The man, Wei Wei, carried out the murders in 2003 with two accomplices.

They fled to China, where one was executed in 2005 and the other sentenced to life in jail.

Japan has more than 100 prisoners on death row.

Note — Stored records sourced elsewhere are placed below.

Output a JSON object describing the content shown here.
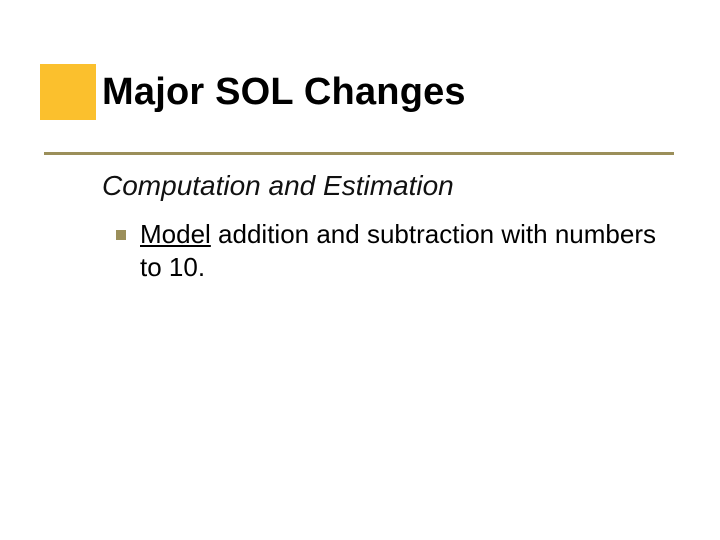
{
  "slide": {
    "title": "Major SOL Changes",
    "subtitle": "Computation and Estimation",
    "bullet": {
      "underlined_word": "Model",
      "rest": " addition and subtraction with numbers to 10."
    }
  },
  "colors": {
    "accent_square": "#fbc02d",
    "rule": "#9b8f5a",
    "bullet_marker": "#9b8f5a"
  }
}
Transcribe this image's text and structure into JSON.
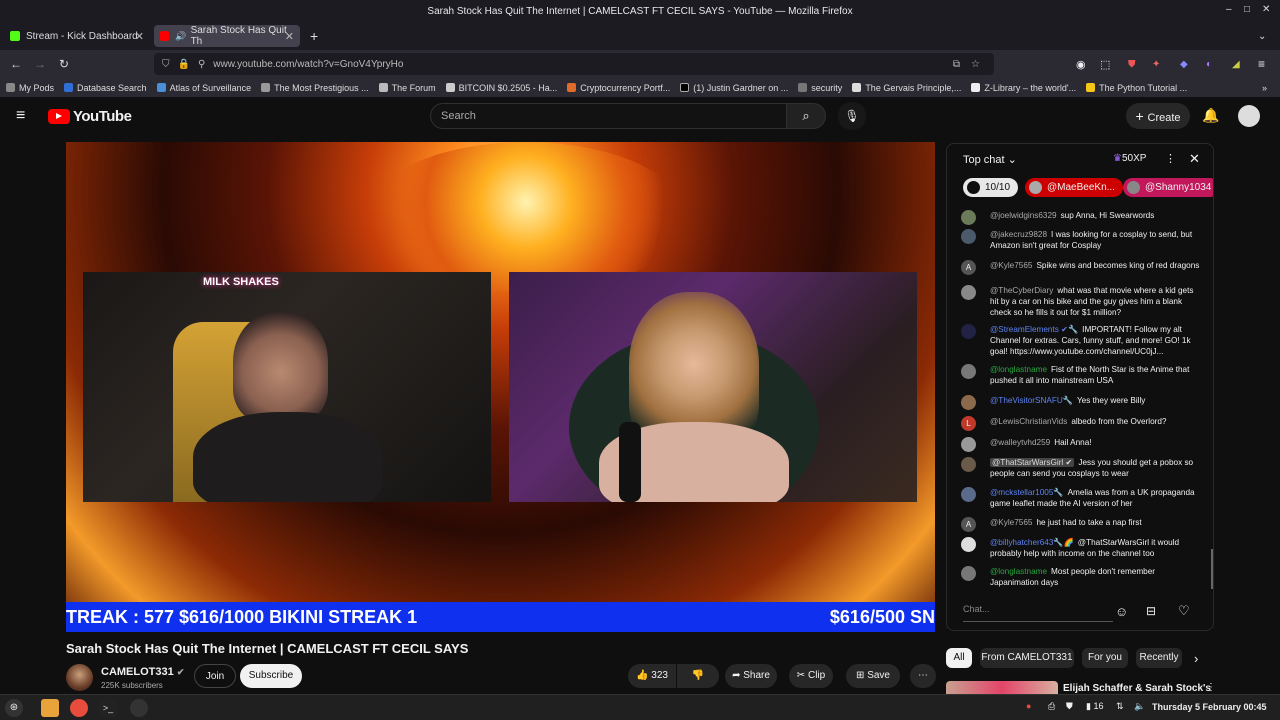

Fifteen were executed last year, including 13 members of the Aum Shinrikyo doomsday cult.

Japan only started to disclose the names of executed inmates in 2007. Since then only one foreigner has been named, a Chinese man hanged in 2009.

The execution
Justice Minister Masako Mori said she had signed off on the execution of Wei Wei “after careful consideration”.

“It is an extremely cruel and brutal case in which the happily living family members, including an eight-year-old and 11-year-old, were all murdered because of truly selfish reasons,” she said.

In Japan, death row inmates are not told of their impending execution until the day it is carried out.

Wei Wei, a former language student aged 40, had admitted carrying out the murders but denied playing the leading role.

He and his accomplices had tried to rob the home of businessman Shinjiro Matsumoto in the city of Fukuoka.

Mr Matsumoto was strangled, his two children strangled or smothered and his wife drowned in the bath.

Their bodies were weighed down and dumped in Hakata Bay, the Asahi Shimbun.

The Chinese man hanged in 2009 had killed three Chinese people he lived with in Tokyo.

The increase in executions in 2018 was the consequence of a Sarin nerve agent attack on the Tokyo underground system in 1995 by Aum Shinrikyo, an obscure religious group that believed the end of the world was coming.

Thirteen people died and at least 5,800 were injured in the attack.

 

Nneka Ukachukwu